Others are the Youth Entrepreneurship Development Program (YEDP); Export Stimulation Facility (ESF); Agribusiness/Small and Medium Enterprises Investment Program (AGSMEIS), Paddy Aggregation Program (PAS); Accelerated Agricultural Development Scheme (AADS); and the highly successful Anchor Borrowers Program (ABP) which has had a remarkable impact in terms of reducing the country’s food import bills, increasing income levels and the financial capacity of local farmers.
All of these have gone a long way in reorganizing the economy, with agriculture shifting from a way of life where people practice it for subsistence to a commercial enterprise that generates employment opportunities in abundance, not to mention the economic empowerment of local populations who now see themselves as key players in the dynamics of valuing primary products. Prior to that time, Nigeria spent a huge amount on importing food items that could be produced locally. At the height of this nonsense, N1trillion was recorded as an import bill which was obviously not sustainable.
The above efforts have contributed to increasing the contribution of the agricultural sector to the gross domestic product (GDP) of the country. According to data from the Nigerian Bureau of Statistics, NBS, the contribution of the agricultural sector to GDP increased to 22.35% in the first quarter of 2021 from 19.79% in 20215. Most notable is the real growth of 2.2% recorded by the agricultural sector in 2020. , when the economy as a whole contracted by 1.92%.
In this regard, the real growth of 3.4% recorded by the sector in Q4’2020, the strongest growth since 2017, is significant. According to analysts, the robust growth recorded by the agricultural sector in Q4’2020 helped the economy register its first growth in three quarters, and also pulled it out of recession, after the contractions recorded in Q2’2020 and the Q3’2020, which plunged Nigeria into its second recession in five years.
Citing the role of the intervention of the apex bank as a driver of growth recorded by the sector in the fourth quarter of 2020, analysts at Vetiva Capital Management Limited said that: “the agricultural sector maintained a clean sheet in 2020, supported by the Federal government response efforts The government and the Central Bank of Nigeria’s development finance activities have been powerfully continued by the Emefiele momentum, despite disruptions to agricultural activities and food transportation, caused by the floods, containment measures and security issues encountered during the year.
Similarly, FBNQuest analysts gave a graphical detail of the effects of the CBN policy on agriculture.
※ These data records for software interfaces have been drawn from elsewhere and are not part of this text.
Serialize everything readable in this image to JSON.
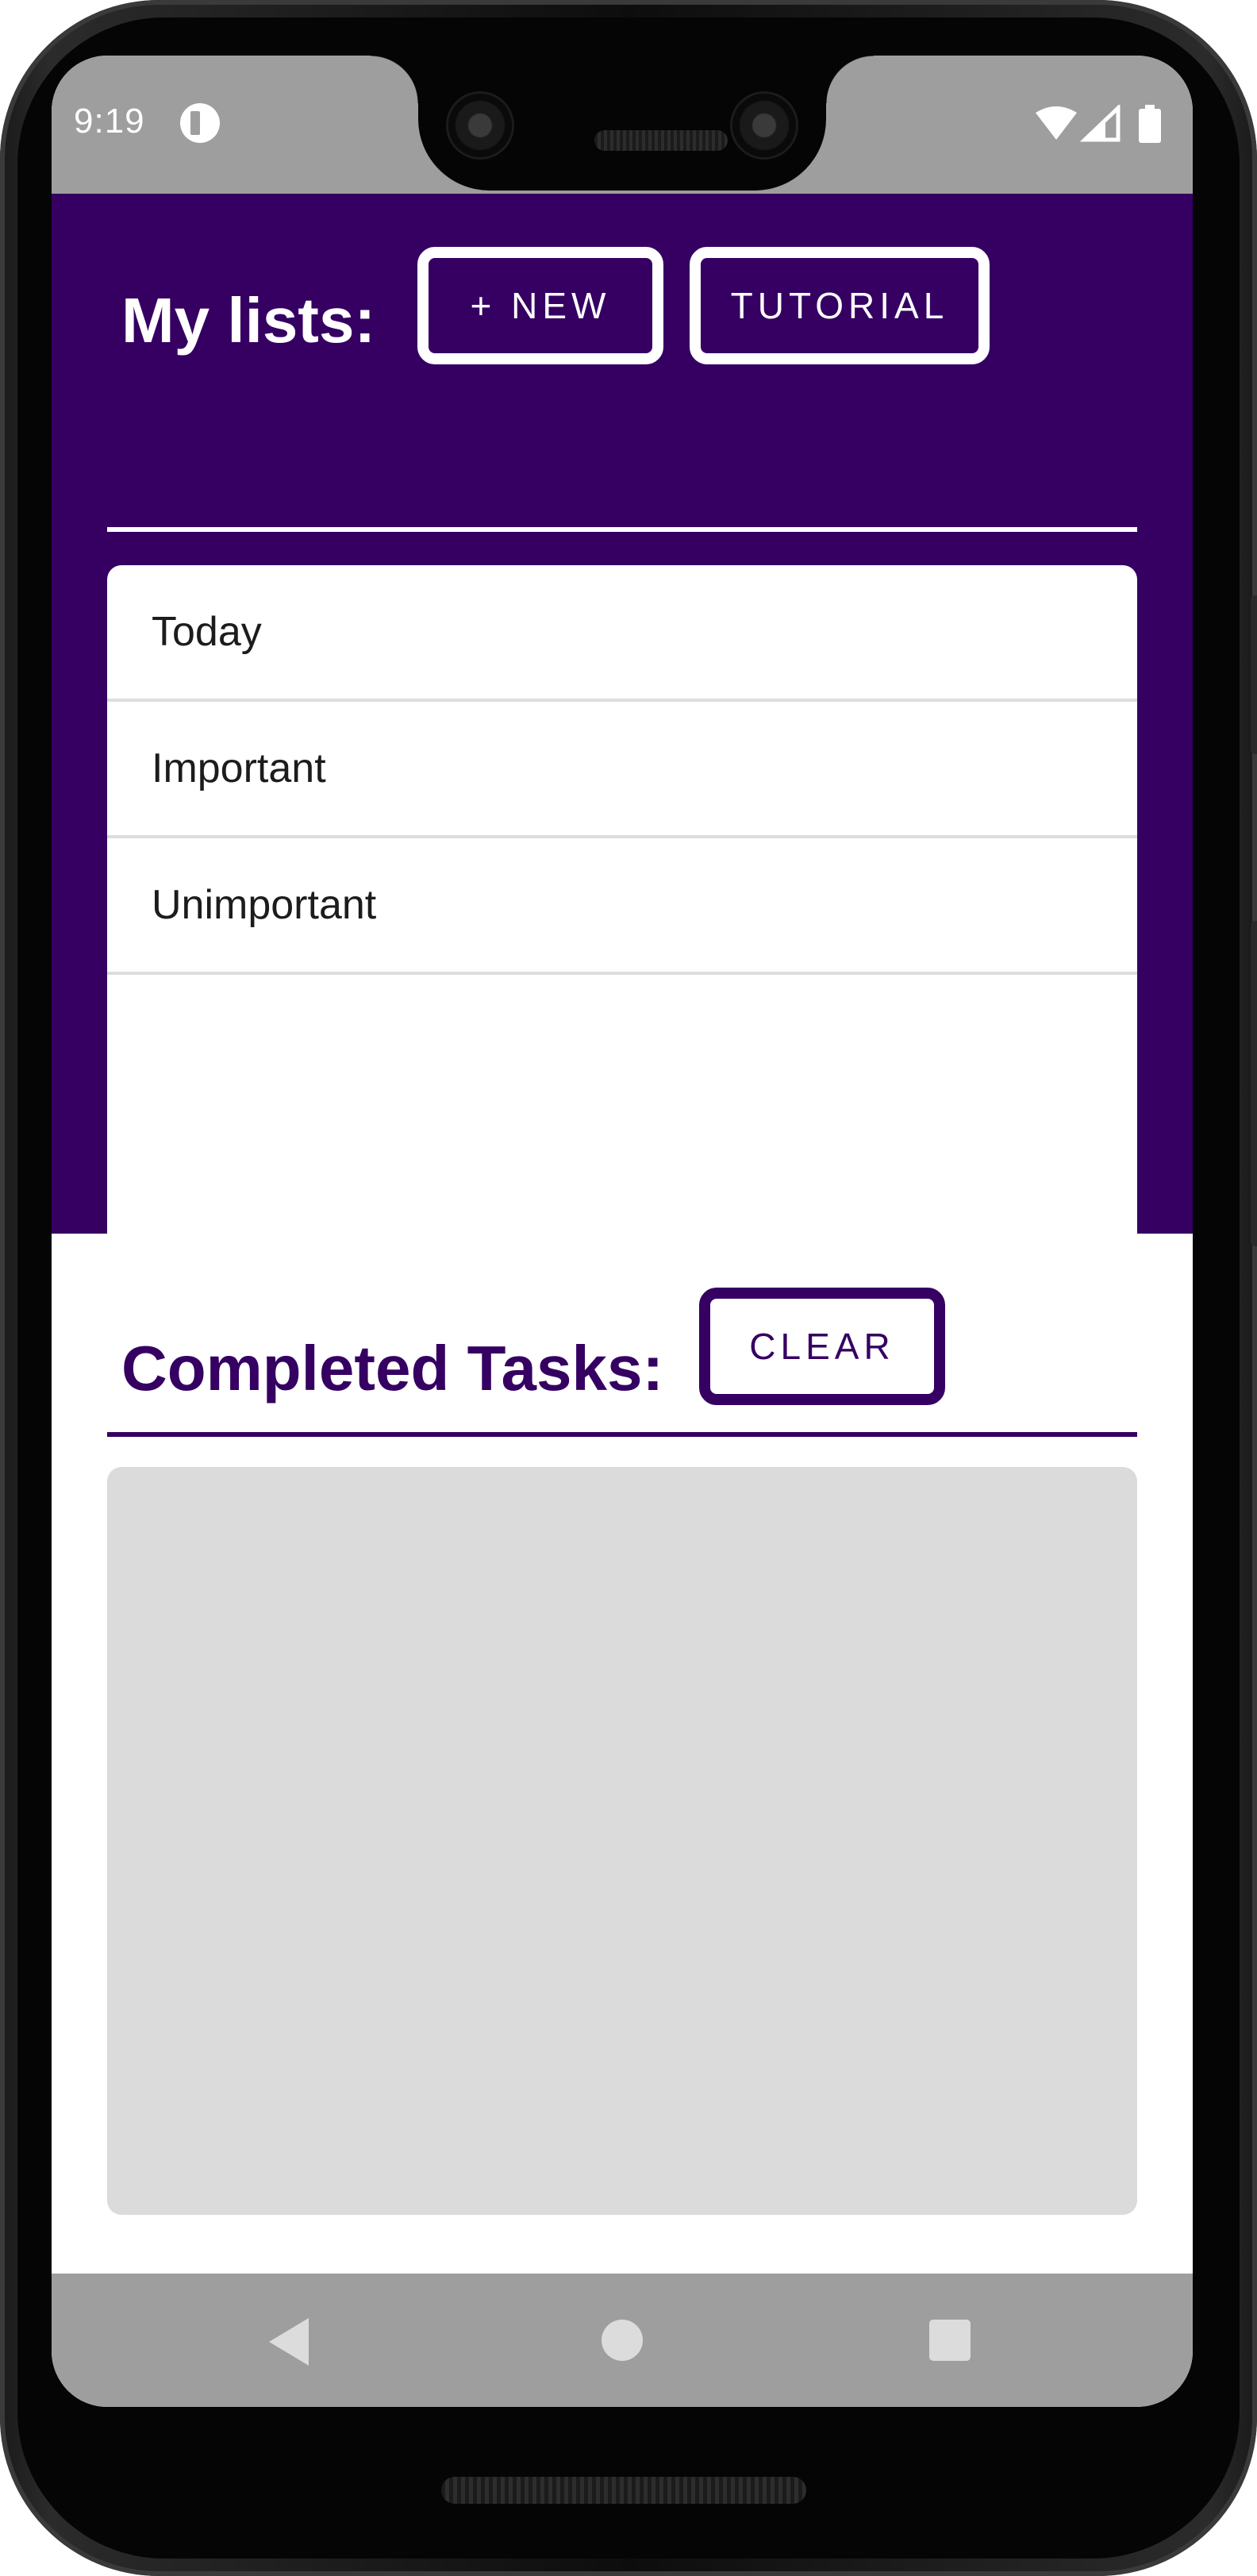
{
  "status_bar": {
    "time": "9:19",
    "icons": [
      "app-notification-icon",
      "wifi-icon",
      "cellular-signal-icon",
      "battery-icon"
    ]
  },
  "my_lists": {
    "title": "My lists:",
    "new_button": "+ NEW",
    "tutorial_button": "TUTORIAL",
    "items": [
      {
        "label": "Today"
      },
      {
        "label": "Important"
      },
      {
        "label": "Unimportant"
      }
    ]
  },
  "completed": {
    "title": "Completed Tasks:",
    "clear_button": "CLEAR",
    "tasks": []
  },
  "nav_bar": {
    "icons": [
      "back-icon",
      "home-icon",
      "recent-apps-icon"
    ]
  },
  "colors": {
    "primary": "#350062",
    "status_bar": "#9e9e9e",
    "completed_background": "#dbdbdb",
    "white": "#ffffff"
  }
}
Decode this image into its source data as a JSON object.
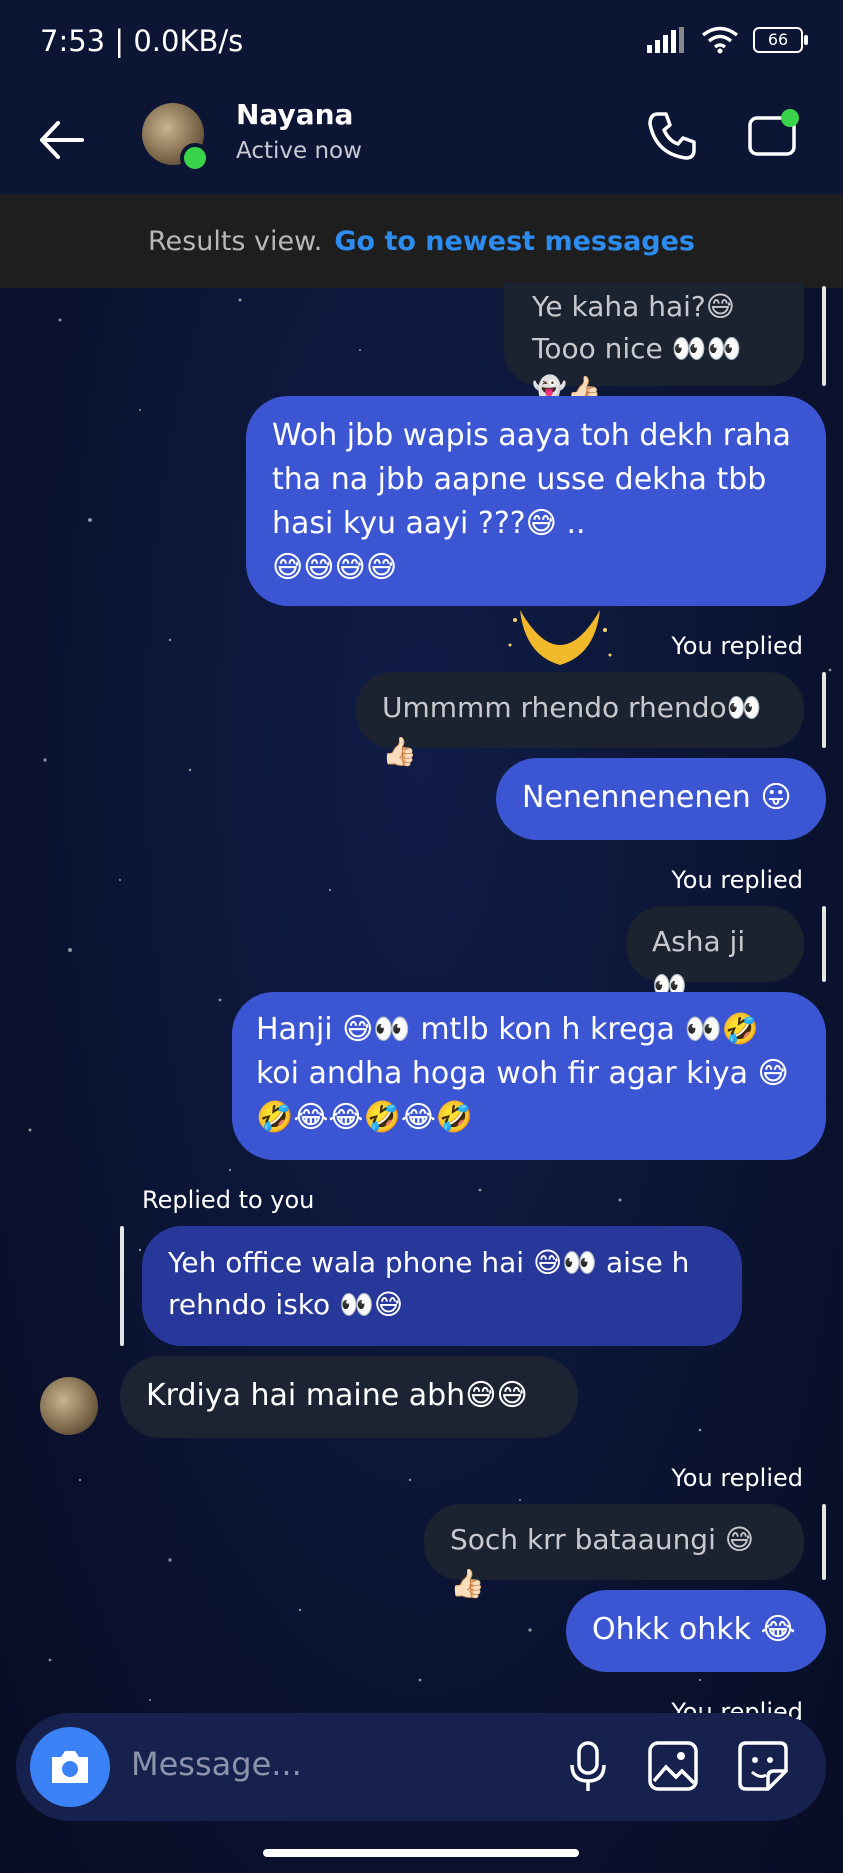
{
  "status_bar": {
    "time": "7:53 | 0.0KB/s",
    "battery": "66"
  },
  "header": {
    "contact_name": "Nayana",
    "presence": "Active now"
  },
  "results_banner": {
    "label": "Results view.",
    "link": "Go to newest messages"
  },
  "messages": {
    "reply1_line1": "Ye kaha hai?😅",
    "reply1_line2": "Tooo nice 👀👀👻👍🏻",
    "msg1_l1": "Woh jbb wapis aaya toh dekh raha",
    "msg1_l2": "tha na jbb aapne usse dekha tbb",
    "msg1_l3": "hasi kyu aayi ???😅 ..",
    "msg1_l4": "😅😅😅😅",
    "you_replied_1": "You replied",
    "reply2": "Ummmm rhendo rhendo👀👍🏻",
    "msg2": "Nenennenenen 😛",
    "you_replied_2": "You replied",
    "reply3": "Asha ji👀",
    "msg3_l1": "Hanji 😅👀 mtlb kon h krega 👀🤣",
    "msg3_l2": "koi andha hoga woh fir agar kiya 😅",
    "msg3_l3": "🤣😂😂🤣😂🤣",
    "replied_to_you": "Replied to you",
    "quoted_l1": "Yeh office wala phone hai 😅👀 aise h",
    "quoted_l2": "rehndo isko 👀😅",
    "incoming1": "Krdiya hai maine abh😅😅",
    "you_replied_3": "You replied",
    "reply4": "Soch krr bataaungi 😅👍🏻",
    "msg4": "Ohkk ohkk 😂",
    "you_replied_4": "You replied"
  },
  "composer": {
    "placeholder": "Message..."
  },
  "colors": {
    "outgoing": "#3c56d3",
    "link": "#2d8cf0",
    "online": "#3ad44b"
  }
}
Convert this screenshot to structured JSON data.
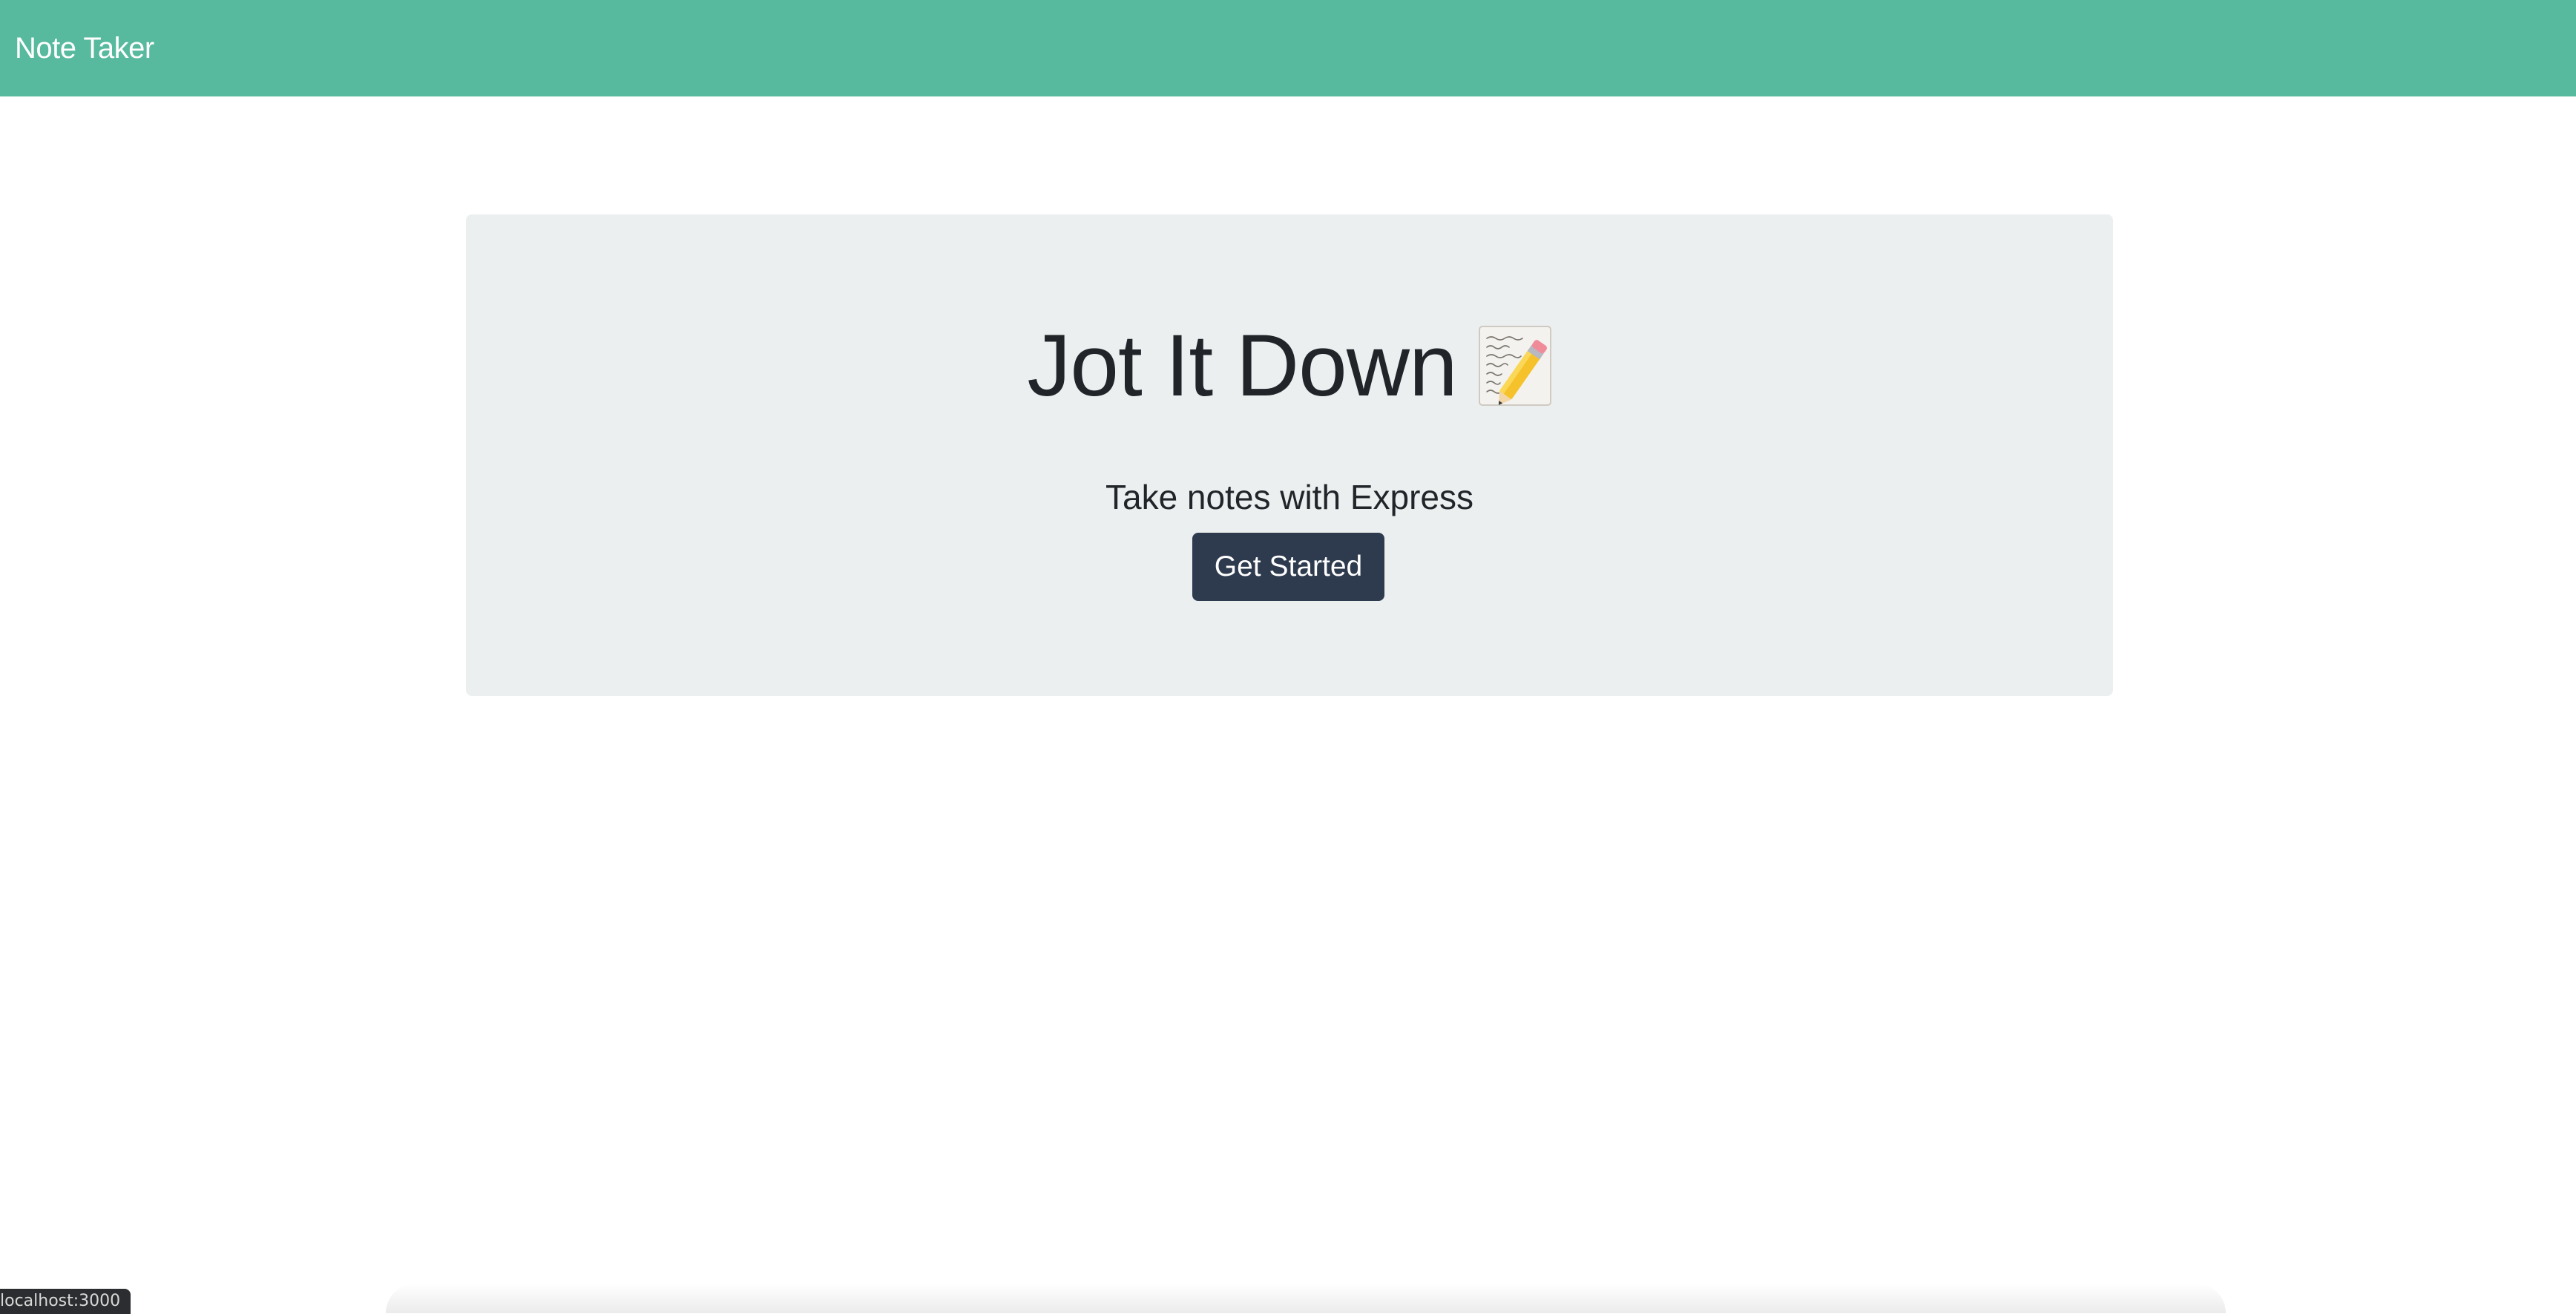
{
  "navbar": {
    "brand": "Note Taker",
    "color": "#57b99d"
  },
  "hero": {
    "title": "Jot It Down",
    "title_icon": "memo-icon",
    "subtitle": "Take notes with Express",
    "cta_label": "Get Started",
    "background": "#eceff0",
    "cta_color": "#2e3a4e"
  },
  "status_bar": {
    "url": "localhost:3000"
  }
}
In its report, it confirmed that “our expectation was for the contraction to slow to -1.95% and was negated by robust growth of 3.42% for agriculture, the sector’s best performance since the fourth quarter. of 2017. We have repeatedly noted that Nigeria’s performance would be more subdued than most emerging markets due to the shielding of its large informal economy from global headwinds (such as COVID-19 ).The argument still stands, but it could now be that credit interventions by the CBN, state development banks and others are starting to have an impact.”
Gilbert is an economic analyst based in Abuja